Anything short of success would result in further deterioration of a sector, already plagued by a pessimistic outlook. If, as Rapoo stresses, South Africa is still the land of gold, platinum and diamonds, the industry must be a catalyst for job creation. 

The writer can be contacted at

This article is an excerpt from a market report that is sent to RapNet members on a weekly basis. To subscribe, go to or contact your local Rapaport office.

Copyright © 2011 by Martin Rapaport. All rights reserved. Rapaport USA Inc., Suite 100 133 E. Warm Springs Rd., Las Vegas, Nevada, USA. +1.702.893.9400. 

Disclaimer: This Rapaport Weekly Market Report is provided solely for your personal reading pleasure. Nothing published by The Rapaport Group of Companies and contained in this report should be deemed to be considered personalized industry or market advice. Any investment or purchase decisions should only be made after obtaining expert advice. All opinions and estimates contained in this report constitute Rapaport`s considered judgment as of the date of this report, are subject to change without notice and are provided in good faith but without legal responsibility. Thank you for respecting our intellectual property rights.


Comment Comment Email Email Print Print Facebook Facebook Twitter Twitter Share Share
Tags: Avi Krawitz, beneficiation, De Beers, Polished Diamonds, South Africa
Similar Articles
De Grisogono 150High-End Slump Forces Layoffs at De Grisogono
Apr 11, 2018
Swiss-based luxury jeweler De Grisogono plans to cut up to 41 positions after a challenging high-end market resulted in poor sales.
Comments: (0)  Add comment Add Comment
Arrange Comments Last to First
© Copyright 1978-2018 by Martin Rapaport. All rights reserved.
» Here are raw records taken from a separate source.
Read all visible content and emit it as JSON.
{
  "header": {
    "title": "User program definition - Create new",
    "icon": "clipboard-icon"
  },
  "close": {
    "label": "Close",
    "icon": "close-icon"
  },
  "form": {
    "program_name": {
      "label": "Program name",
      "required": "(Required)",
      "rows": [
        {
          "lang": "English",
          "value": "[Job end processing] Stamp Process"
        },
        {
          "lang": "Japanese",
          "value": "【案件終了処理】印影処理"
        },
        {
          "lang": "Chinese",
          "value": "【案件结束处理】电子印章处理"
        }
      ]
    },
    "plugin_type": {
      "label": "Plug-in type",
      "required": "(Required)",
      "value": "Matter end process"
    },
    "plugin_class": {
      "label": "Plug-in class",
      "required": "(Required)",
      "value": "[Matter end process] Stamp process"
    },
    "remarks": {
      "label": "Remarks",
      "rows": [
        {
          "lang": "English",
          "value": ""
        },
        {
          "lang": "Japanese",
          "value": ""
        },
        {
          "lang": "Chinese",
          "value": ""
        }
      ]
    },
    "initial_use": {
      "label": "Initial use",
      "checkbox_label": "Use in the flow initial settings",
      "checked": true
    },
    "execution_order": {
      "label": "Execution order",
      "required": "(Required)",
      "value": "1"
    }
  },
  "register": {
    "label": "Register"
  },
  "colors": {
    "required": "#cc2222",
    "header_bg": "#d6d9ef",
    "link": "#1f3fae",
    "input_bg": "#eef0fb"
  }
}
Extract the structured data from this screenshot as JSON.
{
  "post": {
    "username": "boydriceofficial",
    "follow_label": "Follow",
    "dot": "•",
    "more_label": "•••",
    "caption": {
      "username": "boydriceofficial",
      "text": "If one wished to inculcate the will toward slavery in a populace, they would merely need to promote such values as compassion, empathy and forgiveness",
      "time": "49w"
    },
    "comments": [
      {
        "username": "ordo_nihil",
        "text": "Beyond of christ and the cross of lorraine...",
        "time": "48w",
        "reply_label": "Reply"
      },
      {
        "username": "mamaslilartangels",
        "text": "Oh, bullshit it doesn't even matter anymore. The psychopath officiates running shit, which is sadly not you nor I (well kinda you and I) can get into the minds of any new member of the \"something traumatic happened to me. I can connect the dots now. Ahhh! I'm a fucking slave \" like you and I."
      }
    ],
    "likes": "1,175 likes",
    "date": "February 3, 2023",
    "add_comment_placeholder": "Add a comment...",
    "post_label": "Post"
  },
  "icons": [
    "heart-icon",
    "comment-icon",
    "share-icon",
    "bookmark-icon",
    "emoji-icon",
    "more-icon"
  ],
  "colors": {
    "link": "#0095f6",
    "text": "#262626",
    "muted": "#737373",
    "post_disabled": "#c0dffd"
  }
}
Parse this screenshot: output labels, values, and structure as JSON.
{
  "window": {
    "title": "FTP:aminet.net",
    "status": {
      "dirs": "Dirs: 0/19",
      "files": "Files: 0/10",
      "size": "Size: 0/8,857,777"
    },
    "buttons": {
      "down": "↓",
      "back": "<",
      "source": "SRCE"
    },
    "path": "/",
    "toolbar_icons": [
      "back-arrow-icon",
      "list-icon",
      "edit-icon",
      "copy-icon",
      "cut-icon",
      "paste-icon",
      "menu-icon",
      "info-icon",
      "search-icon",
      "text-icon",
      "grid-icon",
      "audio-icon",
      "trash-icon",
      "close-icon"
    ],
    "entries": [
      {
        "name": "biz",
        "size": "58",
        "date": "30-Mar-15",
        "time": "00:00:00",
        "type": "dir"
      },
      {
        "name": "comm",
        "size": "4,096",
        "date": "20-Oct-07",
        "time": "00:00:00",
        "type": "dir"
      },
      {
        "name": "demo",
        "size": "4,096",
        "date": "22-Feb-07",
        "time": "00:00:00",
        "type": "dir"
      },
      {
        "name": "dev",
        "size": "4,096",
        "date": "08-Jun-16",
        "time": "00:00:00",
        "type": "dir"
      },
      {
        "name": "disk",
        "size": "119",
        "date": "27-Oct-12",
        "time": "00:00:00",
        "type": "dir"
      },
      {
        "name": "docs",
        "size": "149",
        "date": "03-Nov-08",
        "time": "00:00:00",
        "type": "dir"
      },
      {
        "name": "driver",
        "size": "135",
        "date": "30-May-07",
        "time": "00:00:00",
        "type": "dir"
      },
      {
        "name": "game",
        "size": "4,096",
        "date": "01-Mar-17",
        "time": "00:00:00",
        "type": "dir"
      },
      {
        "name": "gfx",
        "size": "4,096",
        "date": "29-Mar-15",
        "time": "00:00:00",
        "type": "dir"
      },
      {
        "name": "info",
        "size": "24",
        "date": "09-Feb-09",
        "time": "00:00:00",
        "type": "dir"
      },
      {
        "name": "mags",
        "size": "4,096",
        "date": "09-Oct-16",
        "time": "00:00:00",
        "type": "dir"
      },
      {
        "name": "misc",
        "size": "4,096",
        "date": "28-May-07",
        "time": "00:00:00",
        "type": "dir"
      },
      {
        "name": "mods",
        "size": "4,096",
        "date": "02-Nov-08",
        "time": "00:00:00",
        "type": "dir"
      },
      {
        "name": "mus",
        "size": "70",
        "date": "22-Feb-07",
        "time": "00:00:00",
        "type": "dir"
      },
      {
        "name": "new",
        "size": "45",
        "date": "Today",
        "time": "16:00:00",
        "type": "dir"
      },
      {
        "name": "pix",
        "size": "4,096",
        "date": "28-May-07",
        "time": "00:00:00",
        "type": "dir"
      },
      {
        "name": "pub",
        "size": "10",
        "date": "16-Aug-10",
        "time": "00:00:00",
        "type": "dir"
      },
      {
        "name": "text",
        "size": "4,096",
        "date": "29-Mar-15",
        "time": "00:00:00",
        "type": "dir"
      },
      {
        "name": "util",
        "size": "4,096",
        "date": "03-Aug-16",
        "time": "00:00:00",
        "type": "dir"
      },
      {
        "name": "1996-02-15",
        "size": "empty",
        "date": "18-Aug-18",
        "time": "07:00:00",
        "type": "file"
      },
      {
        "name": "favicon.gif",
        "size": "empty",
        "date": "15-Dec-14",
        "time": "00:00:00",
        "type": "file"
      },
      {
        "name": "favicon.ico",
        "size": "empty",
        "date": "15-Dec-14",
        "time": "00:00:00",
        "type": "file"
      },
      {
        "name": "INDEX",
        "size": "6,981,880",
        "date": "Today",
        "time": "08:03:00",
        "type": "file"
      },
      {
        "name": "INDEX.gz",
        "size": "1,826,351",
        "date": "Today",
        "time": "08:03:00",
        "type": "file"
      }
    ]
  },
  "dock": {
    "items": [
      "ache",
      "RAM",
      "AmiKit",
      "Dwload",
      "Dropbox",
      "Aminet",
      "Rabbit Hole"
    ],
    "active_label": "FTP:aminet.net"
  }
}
Index®, RapNet®, Rapaport®, PriceGrid™, Diamonds.Net™, and JNS®; are TradeMarks of Martin Rapaport.
While the information presented is from sources we believe reliable, we do not guarantee the accuracy or validity of any information presented by Rapaport or the views expressed by users of our internet service.